Google has announced in a blog post that it will “restrict the types of election-related queries for which Bard and SGE will return responses”. Bard is Google’s AI chatbot, while SGE (Search Generative Experience) is its AI-powered search tool.
And Google’s not alone in tweaking its approach ahead of a big election year: Meta says it’ll require political advertisers to disclose whether their content was created or altered with AI, while Open AI is actually paying Politico and other brands for the right to summarise their articles in Chat-GPT responses.
Zooming out, there are two main areas when it comes to AI and election risks:
1) Chatbots: according to Wired, Microsoft’s Copilot chatbot responded to election queries with conspiracy theories, misinformation, and just good ol’ fashioned BS.
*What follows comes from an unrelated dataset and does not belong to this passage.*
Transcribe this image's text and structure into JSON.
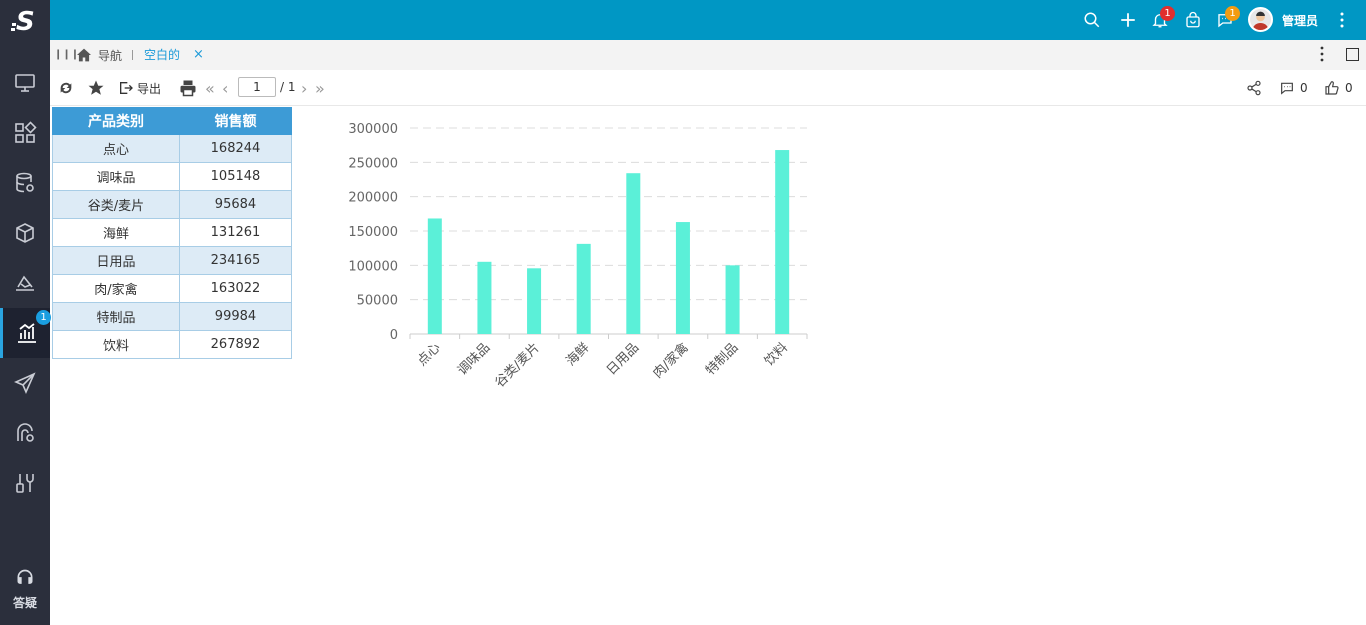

2) Deepfakes:we’ve already seen authorised fakes appear for Russia’s Vladimir Putin and Pakistan’s jailed Imran Khan, while unauthorised fakes have caused confusion in Slovakia’s election as well as on Bangladeshi social media ahead of next month’s elections.
And as the tech keeps evolving, the vulnerabilities will shift: eg, chatbot mistakes should become easier to fix, while deepfakes could get tougher to detect.
Either way, the core risk is that voter trust gets eroded, and ultimately this places more of an obligation on companies to safeguard their tech.
Of course, that opens up a whole other conversation about freedom of speech and safeguarding the safeguards, but the common thread through any effective response seems clear: transparency.
And that brings us back to these latest announcements from AI companies, which add a dash of transparency just as we enter the world’s biggest-ever election year, including:
- 🇹🇼 Taiwan’s presidential election on 13 January
- 🇮🇩 Indonesia’selections on 14 February
- 🇮🇳 India’s general election sometime between April and May
- 🇲🇽 Mexico’selection on 2 June
- 🇪🇺 The EU’s parliamentary elections on 6-9 June
- 🇺🇸 USA’s presidential elections on 5 November
- And 🇿🇦 South African and 🇬🇧 UK elections with dates still tbc.
So, if there was ever a year to reflect on how AI can shape our elections, this is it.
There are three overlapping time cycles at play here. We mentioned the first above (the world’s epic 2024 election cycle).
The second is the tech lifecycle: we’re currently sitting in what cyber policy guru Kat Duffy describes as a “post-market, pre-norms” stage. I.e., the industry has already released some powerful generative AI tools to the market, but we as societies haven’t really figured out our response yet.
The third is the broader business cycle: i.e., this is all happening right after widespread tech sector layoffs, meaning the tech world’s policy teams aren’t exactly flush with resources to handle these electoral challenges right now.
And the above three time cycles are all overlapping in 2024.
Honestly, we’re optimistic we’ll find a healthy equilibrium eventually – there are plenty of good, smart folks (including friends of ours) thinking it all through. But this confluence of time cycles does increase the likelihood of us seeing some white-knuckle moments along the way.
Also worth noting:
- In its provisional AI Act, the EU has classified all AI systems that are “used to influence the outcome of elections and voter behaviour” as high-risk, meaning they’ll be more heavily regulated.
- Albania announced earlier this month that it’s using ChatGPT to help speed up its EU membership process by automating translation and legal processes.